BEGIN

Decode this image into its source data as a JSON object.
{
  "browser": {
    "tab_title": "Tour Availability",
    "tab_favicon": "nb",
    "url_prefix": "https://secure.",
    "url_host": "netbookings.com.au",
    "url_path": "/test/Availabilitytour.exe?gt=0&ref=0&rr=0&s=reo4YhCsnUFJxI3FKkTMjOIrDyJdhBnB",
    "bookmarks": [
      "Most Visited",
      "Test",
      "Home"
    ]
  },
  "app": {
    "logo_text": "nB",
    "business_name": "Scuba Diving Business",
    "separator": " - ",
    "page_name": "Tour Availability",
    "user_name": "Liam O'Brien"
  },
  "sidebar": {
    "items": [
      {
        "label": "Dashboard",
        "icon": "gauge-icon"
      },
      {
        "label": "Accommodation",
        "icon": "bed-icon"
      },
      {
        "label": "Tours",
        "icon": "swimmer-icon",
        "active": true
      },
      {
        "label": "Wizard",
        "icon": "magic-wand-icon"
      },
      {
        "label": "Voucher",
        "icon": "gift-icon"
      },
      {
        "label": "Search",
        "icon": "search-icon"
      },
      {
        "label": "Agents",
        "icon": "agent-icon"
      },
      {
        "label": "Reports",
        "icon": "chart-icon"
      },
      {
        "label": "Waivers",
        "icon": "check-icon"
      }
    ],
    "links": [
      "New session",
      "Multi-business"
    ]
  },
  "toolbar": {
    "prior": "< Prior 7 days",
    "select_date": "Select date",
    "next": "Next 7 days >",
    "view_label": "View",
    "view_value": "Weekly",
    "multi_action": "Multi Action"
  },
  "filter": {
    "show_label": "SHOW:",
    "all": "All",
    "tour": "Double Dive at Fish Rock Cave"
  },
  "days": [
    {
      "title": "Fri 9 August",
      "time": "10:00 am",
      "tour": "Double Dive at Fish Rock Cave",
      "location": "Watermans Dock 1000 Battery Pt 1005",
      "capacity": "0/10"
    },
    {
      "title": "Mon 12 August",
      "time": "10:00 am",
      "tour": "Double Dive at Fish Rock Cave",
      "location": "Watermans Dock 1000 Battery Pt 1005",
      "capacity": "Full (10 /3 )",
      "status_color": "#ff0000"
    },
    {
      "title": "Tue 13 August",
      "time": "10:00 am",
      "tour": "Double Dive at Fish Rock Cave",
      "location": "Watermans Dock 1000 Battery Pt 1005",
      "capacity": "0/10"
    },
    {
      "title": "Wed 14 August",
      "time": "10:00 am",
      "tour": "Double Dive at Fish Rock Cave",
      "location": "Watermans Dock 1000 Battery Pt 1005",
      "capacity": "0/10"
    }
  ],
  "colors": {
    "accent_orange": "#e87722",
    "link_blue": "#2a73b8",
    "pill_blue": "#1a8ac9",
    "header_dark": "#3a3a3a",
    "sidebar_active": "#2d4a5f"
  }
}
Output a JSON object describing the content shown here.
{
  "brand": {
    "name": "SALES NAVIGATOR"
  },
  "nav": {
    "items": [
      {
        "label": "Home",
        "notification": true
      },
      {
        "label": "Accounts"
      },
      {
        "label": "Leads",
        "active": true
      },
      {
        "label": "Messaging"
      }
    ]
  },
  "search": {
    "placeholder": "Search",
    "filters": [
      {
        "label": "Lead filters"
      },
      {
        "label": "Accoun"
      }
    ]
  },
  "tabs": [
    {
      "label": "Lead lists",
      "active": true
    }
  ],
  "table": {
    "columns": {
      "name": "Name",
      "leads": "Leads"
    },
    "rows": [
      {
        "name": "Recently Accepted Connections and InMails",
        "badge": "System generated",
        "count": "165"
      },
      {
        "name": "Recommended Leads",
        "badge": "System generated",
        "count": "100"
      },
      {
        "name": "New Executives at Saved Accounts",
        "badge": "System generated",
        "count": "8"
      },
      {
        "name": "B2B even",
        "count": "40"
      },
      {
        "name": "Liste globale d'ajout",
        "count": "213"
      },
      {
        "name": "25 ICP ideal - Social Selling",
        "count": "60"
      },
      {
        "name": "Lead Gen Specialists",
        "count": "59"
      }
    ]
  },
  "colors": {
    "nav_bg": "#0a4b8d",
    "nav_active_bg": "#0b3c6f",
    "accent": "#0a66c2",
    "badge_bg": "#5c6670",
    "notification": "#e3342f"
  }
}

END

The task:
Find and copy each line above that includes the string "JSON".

Response box:
Decode this image into its source data as a JSON object.
Output a JSON object describing the content shown here.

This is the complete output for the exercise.